In this controversial op-ed, writer Alden Wicker argues that personal conscious consumption habits — like buying local and eating organic — can’t actually change the world. Rather, they are distractions that prevent us from pursuing more effective means of change.

How Americans Think About Climate Change, in Six MapsThe New York Times
Informed by new research from the Yale Program on Climate Communication, these data visualizations illustrate just how much perceptions on climate change differ across the country. I was particularly struck by maps of Texas and Florida showing how personal experience with the effects of global warming (like severe droughts and sunny day flooding) trumps political affiliation.
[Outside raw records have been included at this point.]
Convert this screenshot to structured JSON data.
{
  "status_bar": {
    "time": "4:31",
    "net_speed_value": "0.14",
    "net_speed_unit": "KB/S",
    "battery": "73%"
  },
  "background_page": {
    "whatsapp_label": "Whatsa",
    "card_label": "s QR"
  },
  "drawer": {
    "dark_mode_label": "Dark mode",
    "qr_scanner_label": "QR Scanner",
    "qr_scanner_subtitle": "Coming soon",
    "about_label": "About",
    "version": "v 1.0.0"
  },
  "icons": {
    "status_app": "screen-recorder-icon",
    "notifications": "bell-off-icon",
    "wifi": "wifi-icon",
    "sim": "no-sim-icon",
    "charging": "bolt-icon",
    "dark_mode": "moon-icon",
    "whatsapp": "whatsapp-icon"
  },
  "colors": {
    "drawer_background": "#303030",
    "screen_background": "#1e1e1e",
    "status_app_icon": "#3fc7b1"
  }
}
The Circular Design GuideIDEO
This guide — collaboratively developed by design consultancy IDEO and the Ellen MacArthur Foundation — seeks to empower innovators to create more elegant, effective and creative solutions for the circular economy. The toolkit includes videos, worksheets, case studies, external links and other resources on how to adopt a circular mind-shift and execute on it.

I can’t deal with the idea that what my parents experienced and what I have experienced will not exist for my children. I am a winter person. I won’t sit idly by and watch winter vanish.
— 17-year-old Nathan Baring, who is part of a group of 21 young people suing the U.S. government for creating a "dangerous destabilizing climate system" that "threatens the survival of future generations.” More in "'Biggest Case on the Planet' Pits Kids vs. Climate Change" (National Geographic).

Spotlight: When Life Hands You Lemons...

... if you’re Bacardi, apply circular economy principles to make the world’s first soap made from recycled cocktail fruit. Bacardi’s 42BELOW vodka brand recently launched a new initiative through which they collect used lemons and fruits from bars, turn them into snazzily-branded soap and return them to the bars as part of a free marketing campaign. In the first six weeks, this initiative — currently based in Australia and New Zealand — collected 400kgs of fruit waste, which was turned into 20,000 sachets and 400 bottles of liquid soap.

Reconsidered is curated by Jessica Marati Radparvar. If you enjoyed reading it, please consider sharing it!